At the state level, the State Attorney General’s Office in Florida reported the largest number of arrests (261), followed by Riverside County, California (176). The State Attorney General’s Office in Florida also had the highest number of convictions (67) for any state jurisdiction in 2014. A state wiretap in the 5th Judicial Circuit of Florida, related to five other wiretaps, led to the arrest of 71 individuals on narcotics charges.
Summary of Reports for Years Ending December 31, 2004, through December 31, 2014
Table 7 presents data on intercepts reported each year from 2004 to 2014. Authorized intercept applications reported by year increased 78 percent from 1,992 in 2004 to 3,554 in 2014 (the total for 2004 was revised after initial publication). The majority of wiretaps have consistently been used for narcotics investigations, which accounted for 66 percent of intercepts in 2004 (1,308 applications) and 89 percent in 2014 (3,174 applications). Table 9 presents the total number of arrests and convictions resulting from intercepts terminated in calendar years 2004 through 2014.

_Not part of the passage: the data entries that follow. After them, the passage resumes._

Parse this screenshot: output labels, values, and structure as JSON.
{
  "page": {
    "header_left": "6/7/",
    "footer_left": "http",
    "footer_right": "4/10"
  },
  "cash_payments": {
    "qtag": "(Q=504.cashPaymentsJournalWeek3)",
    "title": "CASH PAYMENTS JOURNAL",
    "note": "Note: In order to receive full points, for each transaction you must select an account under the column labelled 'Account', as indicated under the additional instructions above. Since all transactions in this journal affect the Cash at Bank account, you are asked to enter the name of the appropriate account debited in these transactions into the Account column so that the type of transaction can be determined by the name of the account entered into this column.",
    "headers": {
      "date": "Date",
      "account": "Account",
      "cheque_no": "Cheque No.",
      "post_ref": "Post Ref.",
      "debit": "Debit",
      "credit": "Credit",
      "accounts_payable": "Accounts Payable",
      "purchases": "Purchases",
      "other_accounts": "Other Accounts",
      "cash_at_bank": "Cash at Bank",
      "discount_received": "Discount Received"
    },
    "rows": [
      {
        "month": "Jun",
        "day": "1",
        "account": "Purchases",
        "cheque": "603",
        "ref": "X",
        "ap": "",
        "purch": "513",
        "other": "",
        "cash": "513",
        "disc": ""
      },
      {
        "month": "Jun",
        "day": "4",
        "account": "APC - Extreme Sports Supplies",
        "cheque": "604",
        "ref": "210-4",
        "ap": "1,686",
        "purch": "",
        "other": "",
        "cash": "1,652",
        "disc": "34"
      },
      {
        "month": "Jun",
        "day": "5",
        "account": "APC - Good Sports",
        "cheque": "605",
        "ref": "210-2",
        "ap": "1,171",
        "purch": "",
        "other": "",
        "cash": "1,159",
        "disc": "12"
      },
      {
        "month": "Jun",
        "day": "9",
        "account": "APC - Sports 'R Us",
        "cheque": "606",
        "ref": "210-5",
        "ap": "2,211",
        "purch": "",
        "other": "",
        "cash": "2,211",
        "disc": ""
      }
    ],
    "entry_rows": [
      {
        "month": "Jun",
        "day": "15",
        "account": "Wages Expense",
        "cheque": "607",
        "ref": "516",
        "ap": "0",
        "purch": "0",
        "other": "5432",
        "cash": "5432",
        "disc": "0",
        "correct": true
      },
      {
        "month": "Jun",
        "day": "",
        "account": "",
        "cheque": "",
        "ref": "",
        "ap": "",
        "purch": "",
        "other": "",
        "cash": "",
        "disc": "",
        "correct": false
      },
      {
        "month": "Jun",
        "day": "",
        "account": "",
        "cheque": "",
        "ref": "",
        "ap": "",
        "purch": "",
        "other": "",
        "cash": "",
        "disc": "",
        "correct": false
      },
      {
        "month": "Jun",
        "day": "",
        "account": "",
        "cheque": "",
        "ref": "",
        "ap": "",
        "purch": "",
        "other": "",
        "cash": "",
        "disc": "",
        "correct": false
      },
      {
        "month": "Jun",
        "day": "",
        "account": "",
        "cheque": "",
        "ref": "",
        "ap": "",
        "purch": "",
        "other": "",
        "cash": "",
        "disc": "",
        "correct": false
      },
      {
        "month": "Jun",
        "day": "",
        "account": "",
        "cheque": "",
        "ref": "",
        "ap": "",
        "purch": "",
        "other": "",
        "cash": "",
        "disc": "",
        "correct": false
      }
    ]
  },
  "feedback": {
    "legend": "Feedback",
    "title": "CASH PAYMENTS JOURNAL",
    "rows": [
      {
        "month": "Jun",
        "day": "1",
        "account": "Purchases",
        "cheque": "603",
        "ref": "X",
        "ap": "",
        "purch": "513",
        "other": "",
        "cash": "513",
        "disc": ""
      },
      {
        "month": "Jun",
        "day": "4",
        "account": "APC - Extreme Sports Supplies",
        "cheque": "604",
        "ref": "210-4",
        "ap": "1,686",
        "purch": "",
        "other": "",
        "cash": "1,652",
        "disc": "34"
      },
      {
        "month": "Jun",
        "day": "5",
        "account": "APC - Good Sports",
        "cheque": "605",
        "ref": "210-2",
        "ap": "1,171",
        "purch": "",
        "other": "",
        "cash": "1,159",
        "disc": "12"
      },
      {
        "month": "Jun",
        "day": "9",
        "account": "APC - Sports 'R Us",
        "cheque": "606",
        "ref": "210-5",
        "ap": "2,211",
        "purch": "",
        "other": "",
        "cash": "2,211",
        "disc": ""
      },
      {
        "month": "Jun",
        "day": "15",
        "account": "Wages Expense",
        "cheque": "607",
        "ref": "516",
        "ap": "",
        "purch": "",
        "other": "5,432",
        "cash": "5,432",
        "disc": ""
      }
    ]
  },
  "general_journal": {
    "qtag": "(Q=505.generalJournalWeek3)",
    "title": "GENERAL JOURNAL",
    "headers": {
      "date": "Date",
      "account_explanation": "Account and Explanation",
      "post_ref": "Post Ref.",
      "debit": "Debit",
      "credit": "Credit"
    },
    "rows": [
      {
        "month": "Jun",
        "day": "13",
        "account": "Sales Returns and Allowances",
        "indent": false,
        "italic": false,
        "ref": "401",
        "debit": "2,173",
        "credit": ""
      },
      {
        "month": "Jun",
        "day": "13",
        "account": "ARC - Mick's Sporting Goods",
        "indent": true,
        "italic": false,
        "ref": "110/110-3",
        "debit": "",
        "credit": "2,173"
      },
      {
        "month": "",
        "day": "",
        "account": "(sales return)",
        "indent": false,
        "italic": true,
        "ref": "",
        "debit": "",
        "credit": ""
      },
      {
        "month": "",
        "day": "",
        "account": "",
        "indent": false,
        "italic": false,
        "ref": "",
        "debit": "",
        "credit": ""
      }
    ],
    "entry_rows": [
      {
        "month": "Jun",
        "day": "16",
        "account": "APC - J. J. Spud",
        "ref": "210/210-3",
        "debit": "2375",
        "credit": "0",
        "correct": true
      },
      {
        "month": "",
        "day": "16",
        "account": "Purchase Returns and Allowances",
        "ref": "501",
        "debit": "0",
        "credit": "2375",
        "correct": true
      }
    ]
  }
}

Under 18 U.S.C. § 2519(2), prosecuting officials must file supplementary reports on additional court or police activity occurring as a result of intercepts reported in prior years. Because many wiretap orders are related to large-scale criminal investigations that cross county and state boundaries, supplemental reports are necessary to fulfill reporting requirements. Arrests, trials, and convictions resulting from these interceptions often do not occur within the same year in which the intercepts were first reported. Table 8 shows that a total of 6,118 arrests, 3,827 convictions, and additional costs of $62,634,009 arose from and were reported for wiretaps completed in previous years. Sixty percent of the supplemental reports of additional activity in 2014 involved wiretaps terminated in 2013. Interceptions concluded in 2013 led to 47 percent of arrests, 35 percent of convictions, and 52 percent of expenditures noted in the supplementary reports.
|Title||Publication Table Number||Reporting Period||Publication Name|
|Intercepts of Wire, Oral, or Electronic Communications Authorized by U.S. District Courts and Terminated||Wire A1||December 31, 2014||Wiretap||Download Table Wire A1—Appendix Tables Wiretap (December 31, 2014) (xlsx, 347.21 KB)|
|Intercepts of Wire, Oral, or Electronic Communications Authorized by State Courts and Terminated||Wire B1||December 31, 2014||Wiretap||Download Table Wire B1—Appendix Tables Wiretap (December 31, 2014) (xlsx, 380.21 KB)|